__INSTRUCTIONS FOR THE TASK__:
A single number is required: how many lines in the records below contain "this".

__DATA SUPPLIED__:

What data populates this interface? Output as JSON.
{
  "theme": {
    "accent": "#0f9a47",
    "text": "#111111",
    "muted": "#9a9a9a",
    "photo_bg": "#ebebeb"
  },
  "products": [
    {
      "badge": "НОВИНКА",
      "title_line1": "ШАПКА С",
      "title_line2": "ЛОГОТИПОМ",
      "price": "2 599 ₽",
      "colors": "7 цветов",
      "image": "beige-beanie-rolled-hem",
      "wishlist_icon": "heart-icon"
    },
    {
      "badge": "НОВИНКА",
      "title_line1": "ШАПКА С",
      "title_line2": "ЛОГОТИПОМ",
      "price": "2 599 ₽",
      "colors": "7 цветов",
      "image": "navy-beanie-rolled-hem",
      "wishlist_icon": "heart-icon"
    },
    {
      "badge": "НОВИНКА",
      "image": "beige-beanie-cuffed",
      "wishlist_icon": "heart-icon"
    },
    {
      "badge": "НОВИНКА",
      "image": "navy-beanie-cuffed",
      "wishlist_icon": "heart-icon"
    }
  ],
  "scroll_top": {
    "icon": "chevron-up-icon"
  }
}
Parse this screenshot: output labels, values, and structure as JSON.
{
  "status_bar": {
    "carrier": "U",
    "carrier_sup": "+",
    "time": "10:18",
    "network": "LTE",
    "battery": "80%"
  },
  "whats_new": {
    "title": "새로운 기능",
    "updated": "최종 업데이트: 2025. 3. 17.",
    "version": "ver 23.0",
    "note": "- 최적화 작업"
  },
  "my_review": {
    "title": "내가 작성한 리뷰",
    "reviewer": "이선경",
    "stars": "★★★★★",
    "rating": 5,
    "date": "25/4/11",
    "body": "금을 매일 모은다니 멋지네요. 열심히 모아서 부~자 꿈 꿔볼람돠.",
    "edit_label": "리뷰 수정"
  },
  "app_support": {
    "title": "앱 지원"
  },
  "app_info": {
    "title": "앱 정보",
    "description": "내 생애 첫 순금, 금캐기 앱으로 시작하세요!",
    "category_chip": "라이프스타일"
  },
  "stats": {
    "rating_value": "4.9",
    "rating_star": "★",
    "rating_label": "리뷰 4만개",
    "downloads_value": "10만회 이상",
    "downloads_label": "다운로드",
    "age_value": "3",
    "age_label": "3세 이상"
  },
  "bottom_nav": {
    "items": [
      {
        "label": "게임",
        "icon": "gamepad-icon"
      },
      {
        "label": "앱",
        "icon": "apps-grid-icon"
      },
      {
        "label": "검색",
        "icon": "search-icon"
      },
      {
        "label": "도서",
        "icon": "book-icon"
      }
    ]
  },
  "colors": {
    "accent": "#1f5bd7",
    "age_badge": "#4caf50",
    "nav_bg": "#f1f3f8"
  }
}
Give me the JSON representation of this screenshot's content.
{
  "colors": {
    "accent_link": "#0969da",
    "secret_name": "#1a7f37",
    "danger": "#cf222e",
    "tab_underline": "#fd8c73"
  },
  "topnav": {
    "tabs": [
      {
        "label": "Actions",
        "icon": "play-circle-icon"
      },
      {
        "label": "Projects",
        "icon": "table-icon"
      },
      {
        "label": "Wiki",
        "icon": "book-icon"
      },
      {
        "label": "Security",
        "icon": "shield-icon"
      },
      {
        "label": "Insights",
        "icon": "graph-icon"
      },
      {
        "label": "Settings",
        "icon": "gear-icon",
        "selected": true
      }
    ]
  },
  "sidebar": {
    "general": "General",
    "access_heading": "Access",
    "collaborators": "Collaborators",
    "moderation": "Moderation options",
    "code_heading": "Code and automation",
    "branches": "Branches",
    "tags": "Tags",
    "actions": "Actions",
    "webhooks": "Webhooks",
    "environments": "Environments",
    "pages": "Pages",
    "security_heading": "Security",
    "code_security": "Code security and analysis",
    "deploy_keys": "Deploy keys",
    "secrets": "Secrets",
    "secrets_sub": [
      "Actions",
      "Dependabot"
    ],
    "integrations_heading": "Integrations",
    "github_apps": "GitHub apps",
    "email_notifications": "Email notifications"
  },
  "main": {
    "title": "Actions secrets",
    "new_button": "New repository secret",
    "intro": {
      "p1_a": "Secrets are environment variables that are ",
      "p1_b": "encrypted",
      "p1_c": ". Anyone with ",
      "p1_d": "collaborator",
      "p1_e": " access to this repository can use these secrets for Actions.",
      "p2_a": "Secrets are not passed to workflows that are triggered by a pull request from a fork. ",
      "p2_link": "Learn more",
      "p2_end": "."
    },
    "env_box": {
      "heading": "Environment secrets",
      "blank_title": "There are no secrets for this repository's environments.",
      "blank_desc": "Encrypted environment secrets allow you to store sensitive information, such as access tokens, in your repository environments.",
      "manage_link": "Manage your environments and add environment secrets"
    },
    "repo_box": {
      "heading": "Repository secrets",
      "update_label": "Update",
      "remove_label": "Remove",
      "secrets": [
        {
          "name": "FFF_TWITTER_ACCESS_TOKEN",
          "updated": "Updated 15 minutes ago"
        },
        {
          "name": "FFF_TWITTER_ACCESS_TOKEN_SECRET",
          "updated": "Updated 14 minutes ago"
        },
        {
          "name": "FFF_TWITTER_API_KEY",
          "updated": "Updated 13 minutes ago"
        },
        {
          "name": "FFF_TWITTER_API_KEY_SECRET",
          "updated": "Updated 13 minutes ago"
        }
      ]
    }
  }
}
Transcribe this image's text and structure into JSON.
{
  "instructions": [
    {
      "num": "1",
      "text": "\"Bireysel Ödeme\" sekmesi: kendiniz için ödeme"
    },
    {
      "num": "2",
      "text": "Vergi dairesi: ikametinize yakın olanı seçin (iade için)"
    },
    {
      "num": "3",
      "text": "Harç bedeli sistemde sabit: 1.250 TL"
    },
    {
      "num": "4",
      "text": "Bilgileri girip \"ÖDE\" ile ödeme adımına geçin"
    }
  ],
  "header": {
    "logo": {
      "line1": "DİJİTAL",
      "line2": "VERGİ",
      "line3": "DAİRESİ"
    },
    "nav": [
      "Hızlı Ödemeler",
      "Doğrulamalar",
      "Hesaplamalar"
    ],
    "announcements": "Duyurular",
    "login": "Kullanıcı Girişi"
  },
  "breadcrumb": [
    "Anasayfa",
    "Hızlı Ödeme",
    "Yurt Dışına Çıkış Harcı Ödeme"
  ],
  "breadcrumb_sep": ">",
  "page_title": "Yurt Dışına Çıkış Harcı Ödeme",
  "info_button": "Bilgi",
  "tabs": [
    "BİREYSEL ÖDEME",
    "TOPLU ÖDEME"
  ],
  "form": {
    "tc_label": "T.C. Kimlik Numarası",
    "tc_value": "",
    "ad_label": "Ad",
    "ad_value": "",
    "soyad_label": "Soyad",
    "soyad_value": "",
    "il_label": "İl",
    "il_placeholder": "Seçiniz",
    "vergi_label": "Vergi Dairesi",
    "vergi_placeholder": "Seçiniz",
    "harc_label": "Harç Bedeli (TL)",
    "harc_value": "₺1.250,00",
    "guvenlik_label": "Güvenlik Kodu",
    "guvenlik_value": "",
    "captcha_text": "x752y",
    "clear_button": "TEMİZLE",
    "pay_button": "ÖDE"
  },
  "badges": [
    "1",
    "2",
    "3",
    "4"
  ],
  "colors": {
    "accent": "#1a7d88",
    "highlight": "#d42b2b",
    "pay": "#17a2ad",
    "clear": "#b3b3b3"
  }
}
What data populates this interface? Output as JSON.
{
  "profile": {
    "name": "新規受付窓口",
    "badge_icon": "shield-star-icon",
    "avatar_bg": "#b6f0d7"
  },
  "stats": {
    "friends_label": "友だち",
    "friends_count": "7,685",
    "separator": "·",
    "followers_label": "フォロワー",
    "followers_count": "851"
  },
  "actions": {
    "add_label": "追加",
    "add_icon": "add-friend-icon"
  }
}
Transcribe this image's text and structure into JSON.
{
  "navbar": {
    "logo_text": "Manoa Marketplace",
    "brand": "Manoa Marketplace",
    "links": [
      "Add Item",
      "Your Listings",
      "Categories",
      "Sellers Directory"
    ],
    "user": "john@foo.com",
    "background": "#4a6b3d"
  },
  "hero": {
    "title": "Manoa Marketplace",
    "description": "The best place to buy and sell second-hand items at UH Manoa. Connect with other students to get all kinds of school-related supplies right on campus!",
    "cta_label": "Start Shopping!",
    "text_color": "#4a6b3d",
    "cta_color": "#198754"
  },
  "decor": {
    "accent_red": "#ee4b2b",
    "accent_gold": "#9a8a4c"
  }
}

__TASK RESPONSE__:
8